The original Norwegian Insomnia 1997 directed by Erik Skjoldbjaerg, and written by him and Nikolaj Frobenius, starred the superb actor Stellan Skarsgard as Swedish cop Jonas Engstrom, sent to Northern Norway to solve the murder of a young girl. The other excellent but unknown to me actors helped create a believable atmosphere of tension as Engstrom, unable to sleep in the permanent light of the Arctic summer, begins to lose his grip on reality after a tragic incident in the fog.

Skarsgard has been in numerous movies but I remember him as Gregor in the gripping thriller Ronin, with Robert De Niro and Jean Reno. Perhaps that is why I enjoyed the original better than the 2002 remake, which starred Al Pacino and Robin Williams. To me Robin Williams will always be Patch Adams, and I can never accept him as a villain. 

Maybe I am just quirky always liking the original creation [despite the sub-titles] over any rehashed version. 

Good connections

Posted: September 4, 2011 in films, France, Italy, Sweden

Don’t you love it when the characters in the book you are reading make a reference to a favourite book, or film. I always feel more involved in the story and make a closer connection with the protagonist.

This happened earlier in the year with Salvo Montalbano in Andrea Camilleri’s The Track of Sand...

He got into bed and started reading one of the Swedish books he had bought. Its protagonist was a colleague of his Martin Beck, whose manner of investigation he found very appealing.

And it happened again recently reading the excellent Blood Sisters by Alessandro Perissinotto

I saw his face in my mind:the large nose, the slightly bovine eyes, the offbeat charm. Yes, it was Jean Reno, and the other one, the younger man, was Vincent Cassel. Jean Reno and Vincent Cassel, together in a thriller. At last, I had it:The Crimson Rivers. A weird, dark atmospheric thriller.

I must have watched The Crimson Rivers about four times, and it helps my enjoyment that each time I forget what happens at the end. One advantage of an elderly memory, and my struggle to read sub-titles at the same time as following the action.

A fantastic crime thriller for most of its length, it decides to get a bit weird at the end, breaking a rule devised by Father Ronald Knox and the Detection Club, although I can’t recall any Chinamen in the story. 
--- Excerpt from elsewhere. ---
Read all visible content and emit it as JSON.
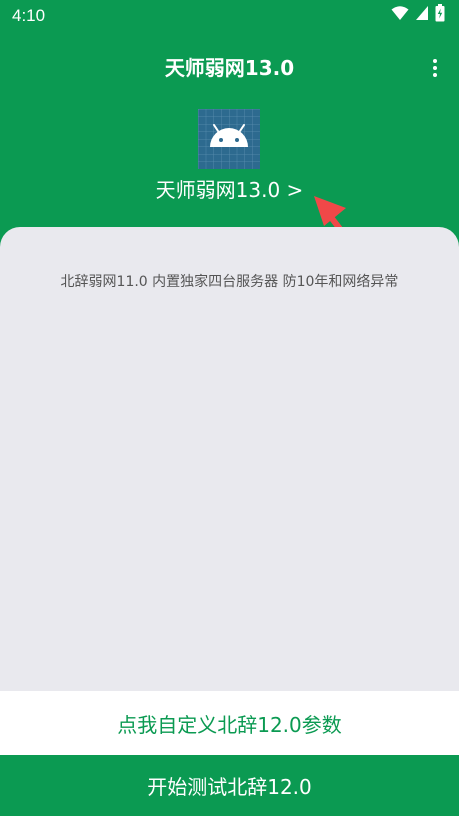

Posted: October 15, 2006 in films

I have just come back from our local Picture House’s free member’s preview of Romanzo Criminale.
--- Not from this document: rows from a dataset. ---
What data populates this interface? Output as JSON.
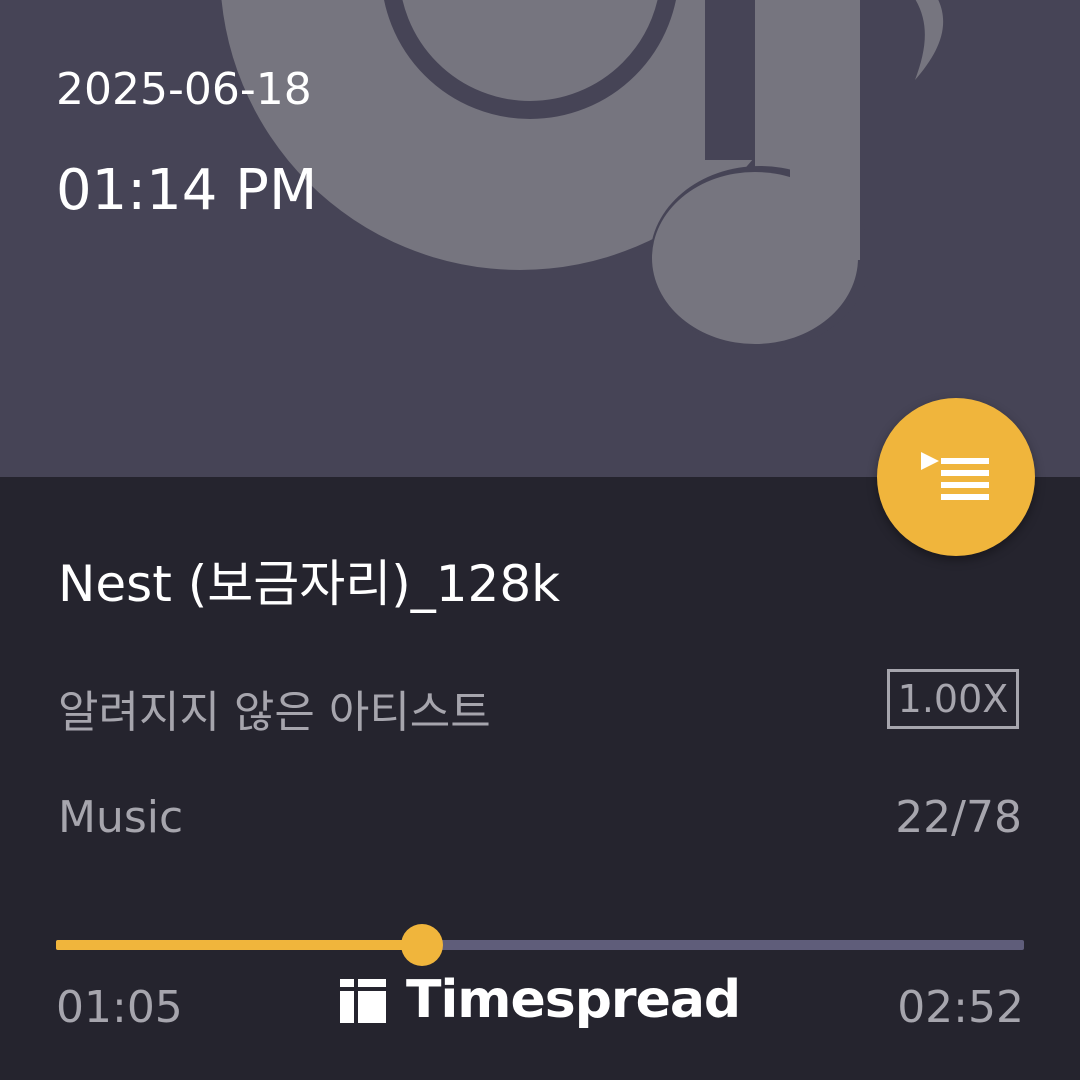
{
  "header": {
    "date": "2025-06-18",
    "time": "01:14 PM"
  },
  "album_art": {
    "icon": "music-note-icon"
  },
  "queue_button": {
    "icon": "queue-music-icon"
  },
  "track": {
    "title": "Nest (보금자리)_128k",
    "artist": "알려지지 않은 아티스트",
    "playback_speed": "1.00X",
    "album": "Music",
    "position_in_list": "22/78"
  },
  "progress": {
    "elapsed": "01:05",
    "duration": "02:52",
    "fraction": 0.378
  },
  "watermark": {
    "text": "Timespread",
    "icon": "timespread-logo-icon"
  },
  "colors": {
    "accent": "#f0b53c",
    "art_background": "#464456",
    "background": "#25242e",
    "track_remaining": "#5f5d7a"
  }
}
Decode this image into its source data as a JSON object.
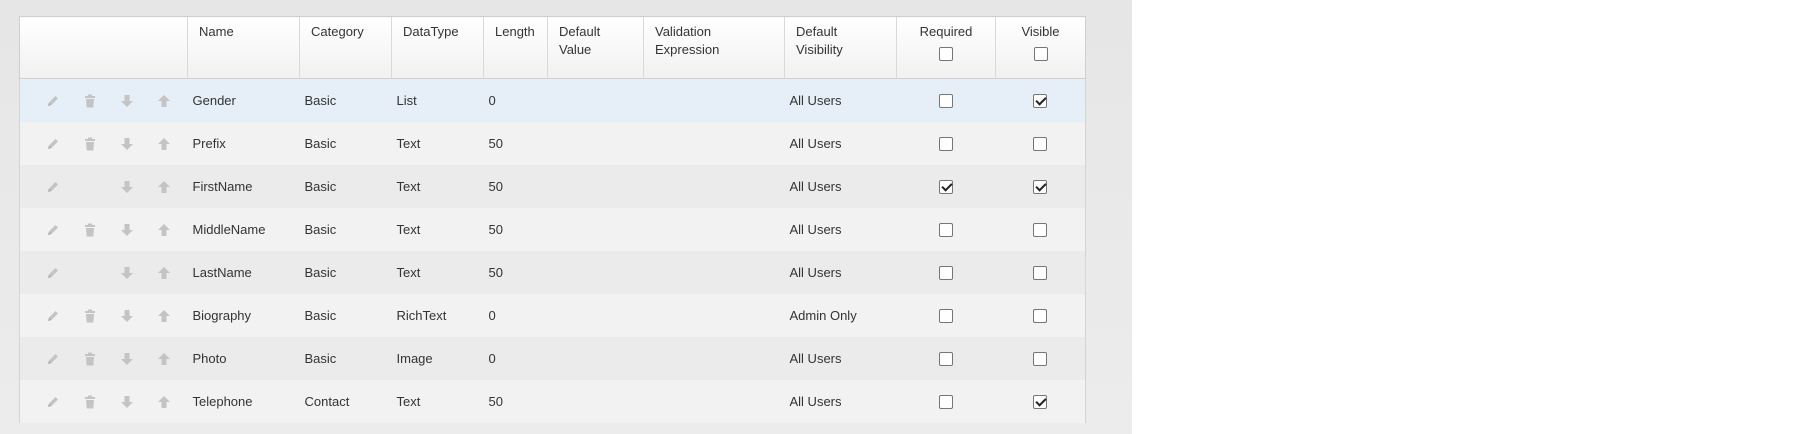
{
  "columns": {
    "name": "Name",
    "category": "Category",
    "datatype": "DataType",
    "length": "Length",
    "default_value_1": "Default",
    "default_value_2": "Value",
    "validation_1": "Validation",
    "validation_2": "Expression",
    "default_visibility_1": "Default",
    "default_visibility_2": "Visibility",
    "required": "Required",
    "visible": "Visible"
  },
  "header_checks": {
    "required": false,
    "visible": false
  },
  "rows": [
    {
      "name": "Gender",
      "category": "Basic",
      "datatype": "List",
      "length": "0",
      "default_value": "",
      "validation": "",
      "visibility": "All Users",
      "required": false,
      "visible": true,
      "deletable": true,
      "selected": true
    },
    {
      "name": "Prefix",
      "category": "Basic",
      "datatype": "Text",
      "length": "50",
      "default_value": "",
      "validation": "",
      "visibility": "All Users",
      "required": false,
      "visible": false,
      "deletable": true,
      "selected": false
    },
    {
      "name": "FirstName",
      "category": "Basic",
      "datatype": "Text",
      "length": "50",
      "default_value": "",
      "validation": "",
      "visibility": "All Users",
      "required": true,
      "visible": true,
      "deletable": false,
      "selected": false
    },
    {
      "name": "MiddleName",
      "category": "Basic",
      "datatype": "Text",
      "length": "50",
      "default_value": "",
      "validation": "",
      "visibility": "All Users",
      "required": false,
      "visible": false,
      "deletable": true,
      "selected": false
    },
    {
      "name": "LastName",
      "category": "Basic",
      "datatype": "Text",
      "length": "50",
      "default_value": "",
      "validation": "",
      "visibility": "All Users",
      "required": false,
      "visible": false,
      "deletable": false,
      "selected": false
    },
    {
      "name": "Biography",
      "category": "Basic",
      "datatype": "RichText",
      "length": "0",
      "default_value": "",
      "validation": "",
      "visibility": "Admin Only",
      "required": false,
      "visible": false,
      "deletable": true,
      "selected": false
    },
    {
      "name": "Photo",
      "category": "Basic",
      "datatype": "Image",
      "length": "0",
      "default_value": "",
      "validation": "",
      "visibility": "All Users",
      "required": false,
      "visible": false,
      "deletable": true,
      "selected": false
    },
    {
      "name": "Telephone",
      "category": "Contact",
      "datatype": "Text",
      "length": "50",
      "default_value": "",
      "validation": "",
      "visibility": "All Users",
      "required": false,
      "visible": true,
      "deletable": true,
      "selected": false
    }
  ],
  "icons": {
    "edit": "pencil-icon",
    "delete": "trash-icon",
    "move_down": "arrow-down-icon",
    "move_up": "arrow-up-icon"
  },
  "colors": {
    "selected_row": "#e6eff8",
    "row_even": "#f2f2f2",
    "row_odd": "#ebebeb",
    "icon": "#c4c4c4"
  }
}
Move over The Godfather, and as for Goodfellas, well that was Serie B compared to this brilliant film.
The story has been done before, and we know the plot inside out, but nevertheless the film is stunning.

Three young criminals Lebanese [Pierfrancesco Favino], Ice [Kim Rossi Stuart], and Dandi [Claudio Santamaria] begin with a kidnapping and go on to form a crime organization that dominates the drug trade, with links to terroroists, the Mafia, and sinister governmental agencies. The film is cut with some interesting real news coverage of major events of the period, the Moro murder, the Bologna train station outrage and Italy winning the 1982 World Cup.
Overall the cinematography is superb, the action tense, and the cast brilliant especially Stefano Accorsi as Officer Scialoja who struggles over the years both to investigate the case, and also to control his own desires and emotions.
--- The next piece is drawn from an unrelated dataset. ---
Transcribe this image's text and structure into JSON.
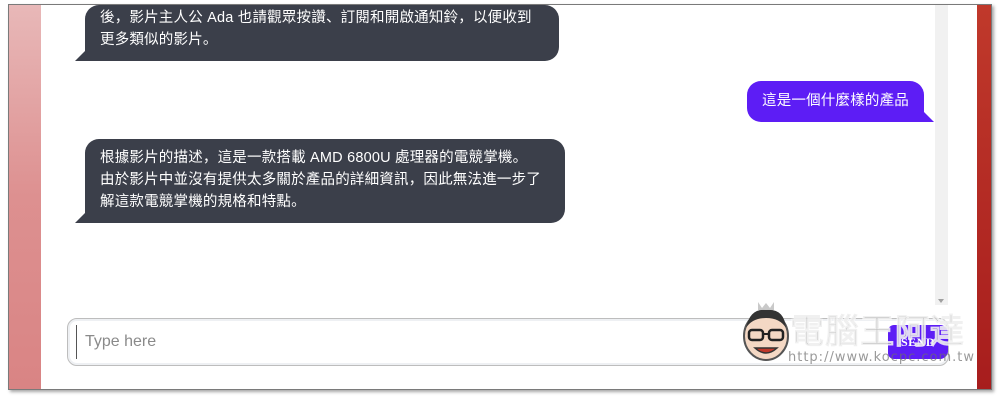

Rome provides a the scenic background to the tale, and Anna Mougalis and Jasmine Trinca provide the luscious Roman femininity.
Anna Mougalis as Patrizia the very high class prostitute is quite magnificent, but I think she would have terrified Inspector Morse.

Highly recommended. 153 minutes but it does not seem that long. [Italian with English subtitles]